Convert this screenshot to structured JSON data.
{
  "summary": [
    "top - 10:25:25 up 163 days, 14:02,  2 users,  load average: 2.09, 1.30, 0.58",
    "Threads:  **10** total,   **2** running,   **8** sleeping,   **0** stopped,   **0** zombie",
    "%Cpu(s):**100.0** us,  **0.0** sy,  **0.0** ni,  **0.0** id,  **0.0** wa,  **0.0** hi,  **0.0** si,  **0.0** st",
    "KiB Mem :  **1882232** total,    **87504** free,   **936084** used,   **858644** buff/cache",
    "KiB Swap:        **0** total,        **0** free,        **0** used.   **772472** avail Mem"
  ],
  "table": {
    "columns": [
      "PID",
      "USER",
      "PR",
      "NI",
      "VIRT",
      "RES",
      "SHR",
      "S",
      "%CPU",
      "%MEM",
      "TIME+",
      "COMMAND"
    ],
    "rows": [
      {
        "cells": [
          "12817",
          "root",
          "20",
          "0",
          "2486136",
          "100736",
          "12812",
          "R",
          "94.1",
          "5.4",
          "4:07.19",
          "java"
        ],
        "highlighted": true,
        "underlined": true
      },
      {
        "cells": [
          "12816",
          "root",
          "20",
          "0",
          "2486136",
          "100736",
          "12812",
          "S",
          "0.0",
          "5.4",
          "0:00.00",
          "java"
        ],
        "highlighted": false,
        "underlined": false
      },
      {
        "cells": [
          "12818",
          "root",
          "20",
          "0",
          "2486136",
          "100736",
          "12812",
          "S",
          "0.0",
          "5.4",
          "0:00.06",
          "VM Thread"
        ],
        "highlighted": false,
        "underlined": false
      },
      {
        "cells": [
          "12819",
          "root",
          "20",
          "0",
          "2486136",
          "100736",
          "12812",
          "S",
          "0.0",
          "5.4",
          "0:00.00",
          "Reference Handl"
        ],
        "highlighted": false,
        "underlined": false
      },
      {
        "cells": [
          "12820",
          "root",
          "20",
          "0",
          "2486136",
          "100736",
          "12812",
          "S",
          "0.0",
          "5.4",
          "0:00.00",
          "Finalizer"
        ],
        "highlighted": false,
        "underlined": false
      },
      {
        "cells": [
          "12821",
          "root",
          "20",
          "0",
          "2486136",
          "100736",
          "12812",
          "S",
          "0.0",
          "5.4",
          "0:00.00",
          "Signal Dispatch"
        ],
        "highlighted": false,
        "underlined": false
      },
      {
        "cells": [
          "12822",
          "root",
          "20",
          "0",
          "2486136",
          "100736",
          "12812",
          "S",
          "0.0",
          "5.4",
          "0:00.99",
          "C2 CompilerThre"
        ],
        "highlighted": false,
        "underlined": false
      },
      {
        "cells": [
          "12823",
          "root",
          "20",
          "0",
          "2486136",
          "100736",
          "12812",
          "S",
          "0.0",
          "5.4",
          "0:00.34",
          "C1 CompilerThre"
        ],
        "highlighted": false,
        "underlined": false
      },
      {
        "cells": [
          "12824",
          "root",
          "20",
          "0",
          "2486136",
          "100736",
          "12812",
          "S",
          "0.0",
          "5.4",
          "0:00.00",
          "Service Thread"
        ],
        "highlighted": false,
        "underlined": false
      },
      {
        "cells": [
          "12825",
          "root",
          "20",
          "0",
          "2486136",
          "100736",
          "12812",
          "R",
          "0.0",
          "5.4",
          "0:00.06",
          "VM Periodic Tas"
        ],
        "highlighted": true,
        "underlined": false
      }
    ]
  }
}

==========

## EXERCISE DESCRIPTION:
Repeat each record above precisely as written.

## EXERCISE SOLUTION:
Convert this screenshot to structured JSON data.
{
  "summary": [
    "top - 10:25:25 up 163 days, 14:02,  2 users,  load average: 2.09, 1.30, 0.58",
    "Threads:  **10** total,   **2** running,   **8** sleeping,   **0** stopped,   **0** zombie",
    "%Cpu(s):**100.0** us,  **0.0** sy,  **0.0** ni,  **0.0** id,  **0.0** wa,  **0.0** hi,  **0.0** si,  **0.0** st",
    "KiB Mem :  **1882232** total,    **87504** free,   **936084** used,   **858644** buff/cache",
    "KiB Swap:        **0** total,        **0** free,        **0** used.   **772472** avail Mem"
  ],
  "table": {
    "columns": [
      "PID",
      "USER",
      "PR",
      "NI",
      "VIRT",
      "RES",
      "SHR",
      "S",
      "%CPU",
      "%MEM",
      "TIME+",
      "COMMAND"
    ],
    "rows": [
      {
        "cells": [
          "12817",
          "root",
          "20",
          "0",
          "2486136",
          "100736",
          "12812",
          "R",
          "94.1",
          "5.4",
          "4:07.19",
          "java"
        ],
        "highlighted": true,
        "underlined": true
      },
      {
        "cells": [
          "12816",
          "root",
          "20",
          "0",
          "2486136",
          "100736",
          "12812",
          "S",
          "0.0",
          "5.4",
          "0:00.00",
          "java"
        ],
        "highlighted": false,
        "underlined": false
      },
      {
        "cells": [
          "12818",
          "root",
          "20",
          "0",
          "2486136",
          "100736",
          "12812",
          "S",
          "0.0",
          "5.4",
          "0:00.06",
          "VM Thread"
        ],
        "highlighted": false,
        "underlined": false
      },
      {
        "cells": [
          "12819",
          "root",
          "20",
          "0",
          "2486136",
          "100736",
          "12812",
          "S",
          "0.0",
          "5.4",
          "0:00.00",
          "Reference Handl"
        ],
        "highlighted": false,
        "underlined": false
      },
      {
        "cells": [
          "12820",
          "root",
          "20",
          "0",
          "2486136",
          "100736",
          "12812",
          "S",
          "0.0",
          "5.4",
          "0:00.00",
          "Finalizer"
        ],
        "highlighted": false,
        "underlined": false
      },
      {
        "cells": [
          "12821",
          "root",
          "20",
          "0",
          "2486136",
          "100736",
          "12812",
          "S",
          "0.0",
          "5.4",
          "0:00.00",
          "Signal Dispatch"
        ],
        "highlighted": false,
        "underlined": false
      },
      {
        "cells": [
          "12822",
          "root",
          "20",
          "0",
          "2486136",
          "100736",
          "12812",
          "S",
          "0.0",
          "5.4",
          "0:00.99",
          "C2 CompilerThre"
        ],
        "highlighted": false,
        "underlined": false
      },
      {
        "cells": [
          "12823",
          "root",
          "20",
          "0",
          "2486136",
          "100736",
          "12812",
          "S",
          "0.0",
          "5.4",
          "0:00.34",
          "C1 CompilerThre"
        ],
        "highlighted": false,
        "underlined": false
      },
      {
        "cells": [
          "12824",
          "root",
          "20",
          "0",
          "2486136",
          "100736",
          "12812",
          "S",
          "0.0",
          "5.4",
          "0:00.00",
          "Service Thread"
        ],
        "highlighted": false,
        "underlined": false
      },
      {
        "cells": [
          "12825",
          "root",
          "20",
          "0",
          "2486136",
          "100736",
          "12812",
          "R",
          "0.0",
          "5.4",
          "0:00.06",
          "VM Periodic Tas"
        ],
        "highlighted": true,
        "underlined": false
      }
    ]
  }
}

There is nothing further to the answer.